**WORK ITEM:** Retrieve every line of the data holding the word "الحالي".

**RECORDS FOR THE EXERCISE:**
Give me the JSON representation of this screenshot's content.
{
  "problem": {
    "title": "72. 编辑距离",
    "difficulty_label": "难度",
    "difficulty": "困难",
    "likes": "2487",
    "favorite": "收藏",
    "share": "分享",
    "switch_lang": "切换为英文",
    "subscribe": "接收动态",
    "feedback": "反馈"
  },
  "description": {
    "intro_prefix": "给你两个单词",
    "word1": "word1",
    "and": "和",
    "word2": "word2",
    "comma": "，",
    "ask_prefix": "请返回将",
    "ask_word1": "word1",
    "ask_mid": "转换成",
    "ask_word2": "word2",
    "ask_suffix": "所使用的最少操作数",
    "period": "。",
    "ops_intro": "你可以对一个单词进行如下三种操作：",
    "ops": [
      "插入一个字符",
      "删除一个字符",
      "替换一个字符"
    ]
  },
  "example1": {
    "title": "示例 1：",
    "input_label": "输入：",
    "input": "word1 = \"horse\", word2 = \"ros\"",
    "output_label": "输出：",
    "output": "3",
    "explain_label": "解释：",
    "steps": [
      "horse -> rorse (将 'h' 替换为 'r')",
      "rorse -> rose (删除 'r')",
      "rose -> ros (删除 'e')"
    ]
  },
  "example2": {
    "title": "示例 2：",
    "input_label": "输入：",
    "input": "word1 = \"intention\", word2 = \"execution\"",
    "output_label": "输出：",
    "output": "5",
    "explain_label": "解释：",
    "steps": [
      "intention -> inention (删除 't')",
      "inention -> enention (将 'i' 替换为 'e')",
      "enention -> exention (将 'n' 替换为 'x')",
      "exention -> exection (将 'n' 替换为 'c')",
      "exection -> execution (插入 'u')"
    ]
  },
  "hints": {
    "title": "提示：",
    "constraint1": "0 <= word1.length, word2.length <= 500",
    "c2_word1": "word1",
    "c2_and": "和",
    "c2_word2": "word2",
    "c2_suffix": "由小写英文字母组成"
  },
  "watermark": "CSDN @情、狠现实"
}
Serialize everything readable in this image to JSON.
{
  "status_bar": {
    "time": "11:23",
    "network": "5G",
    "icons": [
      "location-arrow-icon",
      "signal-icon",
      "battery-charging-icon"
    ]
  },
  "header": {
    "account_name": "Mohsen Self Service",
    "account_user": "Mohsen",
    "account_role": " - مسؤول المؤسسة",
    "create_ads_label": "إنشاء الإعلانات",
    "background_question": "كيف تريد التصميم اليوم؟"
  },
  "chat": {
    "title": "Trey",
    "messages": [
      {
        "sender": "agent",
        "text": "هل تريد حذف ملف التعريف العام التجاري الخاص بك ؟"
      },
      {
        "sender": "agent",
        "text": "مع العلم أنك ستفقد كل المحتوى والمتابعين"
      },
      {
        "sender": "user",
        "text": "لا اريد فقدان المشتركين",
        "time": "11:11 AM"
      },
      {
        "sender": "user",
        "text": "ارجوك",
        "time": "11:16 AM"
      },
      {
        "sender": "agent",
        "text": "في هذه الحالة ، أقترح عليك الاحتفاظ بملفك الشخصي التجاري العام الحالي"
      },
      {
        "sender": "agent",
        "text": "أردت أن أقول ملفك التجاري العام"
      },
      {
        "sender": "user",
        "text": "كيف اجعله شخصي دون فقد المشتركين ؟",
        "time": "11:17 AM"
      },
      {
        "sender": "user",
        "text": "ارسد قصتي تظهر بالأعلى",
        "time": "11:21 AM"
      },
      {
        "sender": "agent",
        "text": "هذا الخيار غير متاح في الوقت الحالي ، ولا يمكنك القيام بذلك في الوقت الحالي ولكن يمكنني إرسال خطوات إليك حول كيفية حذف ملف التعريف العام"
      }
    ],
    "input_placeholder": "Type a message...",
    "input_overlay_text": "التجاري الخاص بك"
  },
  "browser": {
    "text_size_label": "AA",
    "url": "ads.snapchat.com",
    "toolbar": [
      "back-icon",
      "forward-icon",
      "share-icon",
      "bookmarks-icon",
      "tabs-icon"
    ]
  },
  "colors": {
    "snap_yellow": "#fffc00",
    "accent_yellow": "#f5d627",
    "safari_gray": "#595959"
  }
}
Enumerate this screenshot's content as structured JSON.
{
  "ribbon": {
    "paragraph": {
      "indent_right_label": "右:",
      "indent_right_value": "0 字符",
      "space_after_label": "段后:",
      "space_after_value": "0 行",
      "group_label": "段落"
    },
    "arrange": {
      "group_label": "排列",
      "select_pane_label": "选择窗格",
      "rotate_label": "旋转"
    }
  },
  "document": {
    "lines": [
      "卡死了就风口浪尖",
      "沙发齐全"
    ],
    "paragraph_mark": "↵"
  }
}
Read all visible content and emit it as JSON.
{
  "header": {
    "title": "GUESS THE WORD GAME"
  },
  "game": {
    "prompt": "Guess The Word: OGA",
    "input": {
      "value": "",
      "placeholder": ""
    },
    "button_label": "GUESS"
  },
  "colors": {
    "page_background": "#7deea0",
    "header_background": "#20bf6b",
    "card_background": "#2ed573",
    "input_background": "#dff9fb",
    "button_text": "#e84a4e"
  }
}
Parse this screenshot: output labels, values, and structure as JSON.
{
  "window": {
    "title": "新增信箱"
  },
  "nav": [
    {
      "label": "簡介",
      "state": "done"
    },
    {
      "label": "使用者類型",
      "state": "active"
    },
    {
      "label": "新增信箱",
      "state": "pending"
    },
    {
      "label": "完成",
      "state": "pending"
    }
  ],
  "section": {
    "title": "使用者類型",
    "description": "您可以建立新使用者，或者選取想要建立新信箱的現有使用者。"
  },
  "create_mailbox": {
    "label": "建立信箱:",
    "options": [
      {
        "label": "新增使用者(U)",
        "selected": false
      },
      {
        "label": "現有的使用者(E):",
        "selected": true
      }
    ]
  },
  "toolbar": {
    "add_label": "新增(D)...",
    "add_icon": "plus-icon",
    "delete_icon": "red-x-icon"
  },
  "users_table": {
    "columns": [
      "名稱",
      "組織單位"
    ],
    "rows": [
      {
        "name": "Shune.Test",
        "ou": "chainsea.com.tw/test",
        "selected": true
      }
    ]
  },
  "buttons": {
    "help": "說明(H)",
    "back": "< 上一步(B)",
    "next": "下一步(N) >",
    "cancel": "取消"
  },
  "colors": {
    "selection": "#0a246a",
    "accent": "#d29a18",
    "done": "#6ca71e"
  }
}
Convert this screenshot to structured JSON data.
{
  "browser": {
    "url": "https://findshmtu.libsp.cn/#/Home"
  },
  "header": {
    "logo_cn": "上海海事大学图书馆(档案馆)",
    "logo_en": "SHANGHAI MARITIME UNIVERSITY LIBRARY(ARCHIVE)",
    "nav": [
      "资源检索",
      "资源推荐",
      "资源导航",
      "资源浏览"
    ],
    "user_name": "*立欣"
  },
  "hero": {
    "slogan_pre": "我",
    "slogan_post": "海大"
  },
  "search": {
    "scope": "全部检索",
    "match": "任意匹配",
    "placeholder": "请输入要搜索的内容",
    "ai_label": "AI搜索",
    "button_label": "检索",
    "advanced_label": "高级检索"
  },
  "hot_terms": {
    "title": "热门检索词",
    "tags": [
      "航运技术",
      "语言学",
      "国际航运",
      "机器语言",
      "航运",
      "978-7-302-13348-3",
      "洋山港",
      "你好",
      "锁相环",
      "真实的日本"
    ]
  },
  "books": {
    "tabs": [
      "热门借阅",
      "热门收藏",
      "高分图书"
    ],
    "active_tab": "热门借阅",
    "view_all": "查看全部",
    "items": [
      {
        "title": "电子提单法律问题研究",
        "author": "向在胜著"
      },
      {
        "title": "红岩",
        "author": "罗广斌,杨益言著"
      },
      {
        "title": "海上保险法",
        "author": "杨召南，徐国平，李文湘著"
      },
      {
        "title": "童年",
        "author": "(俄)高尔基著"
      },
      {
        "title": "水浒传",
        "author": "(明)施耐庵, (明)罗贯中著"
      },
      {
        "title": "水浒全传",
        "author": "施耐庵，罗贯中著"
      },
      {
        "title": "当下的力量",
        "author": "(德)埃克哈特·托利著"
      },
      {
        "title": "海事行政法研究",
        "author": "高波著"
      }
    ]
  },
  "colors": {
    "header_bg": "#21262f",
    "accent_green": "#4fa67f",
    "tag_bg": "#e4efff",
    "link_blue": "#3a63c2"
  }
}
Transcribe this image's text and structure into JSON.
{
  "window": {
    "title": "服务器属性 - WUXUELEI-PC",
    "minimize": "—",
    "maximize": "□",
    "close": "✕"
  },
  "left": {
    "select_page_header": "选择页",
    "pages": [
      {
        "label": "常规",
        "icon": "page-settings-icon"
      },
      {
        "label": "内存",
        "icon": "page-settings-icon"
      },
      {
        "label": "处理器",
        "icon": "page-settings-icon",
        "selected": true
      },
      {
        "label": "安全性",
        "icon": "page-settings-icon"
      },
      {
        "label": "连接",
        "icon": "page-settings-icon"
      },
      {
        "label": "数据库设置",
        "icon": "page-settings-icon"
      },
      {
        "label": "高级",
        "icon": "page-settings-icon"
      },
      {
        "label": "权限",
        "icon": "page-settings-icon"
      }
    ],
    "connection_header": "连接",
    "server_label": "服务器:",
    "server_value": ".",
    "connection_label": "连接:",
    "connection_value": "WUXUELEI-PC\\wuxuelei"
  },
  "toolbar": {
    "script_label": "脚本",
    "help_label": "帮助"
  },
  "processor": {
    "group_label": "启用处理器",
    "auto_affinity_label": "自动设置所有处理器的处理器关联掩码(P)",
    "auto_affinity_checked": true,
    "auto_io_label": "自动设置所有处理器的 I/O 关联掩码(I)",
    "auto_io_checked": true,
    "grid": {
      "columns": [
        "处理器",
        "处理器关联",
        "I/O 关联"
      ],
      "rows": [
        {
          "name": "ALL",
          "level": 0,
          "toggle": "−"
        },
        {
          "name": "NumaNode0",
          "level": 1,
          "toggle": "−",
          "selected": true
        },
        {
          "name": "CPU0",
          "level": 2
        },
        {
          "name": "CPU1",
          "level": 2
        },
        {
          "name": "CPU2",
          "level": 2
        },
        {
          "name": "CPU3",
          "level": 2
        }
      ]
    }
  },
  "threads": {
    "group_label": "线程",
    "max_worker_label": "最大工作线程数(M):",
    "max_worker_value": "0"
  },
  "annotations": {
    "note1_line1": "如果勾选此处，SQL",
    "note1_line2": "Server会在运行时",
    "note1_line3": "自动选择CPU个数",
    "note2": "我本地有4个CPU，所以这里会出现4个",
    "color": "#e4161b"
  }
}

**EXERCISE SOLUTION:**
        "text": "في هذه الحالة ، أقترح عليك الاحتفاظ بملفك الشخصي التجاري العام الحالي"
        "text": "هذا الخيار غير متاح في الوقت الحالي ، ولا يمكنك القيام بذلك في الوقت الحالي ولكن يمكنني إرسال خطوات إليك حول كيفية حذف ملف التعريف العام"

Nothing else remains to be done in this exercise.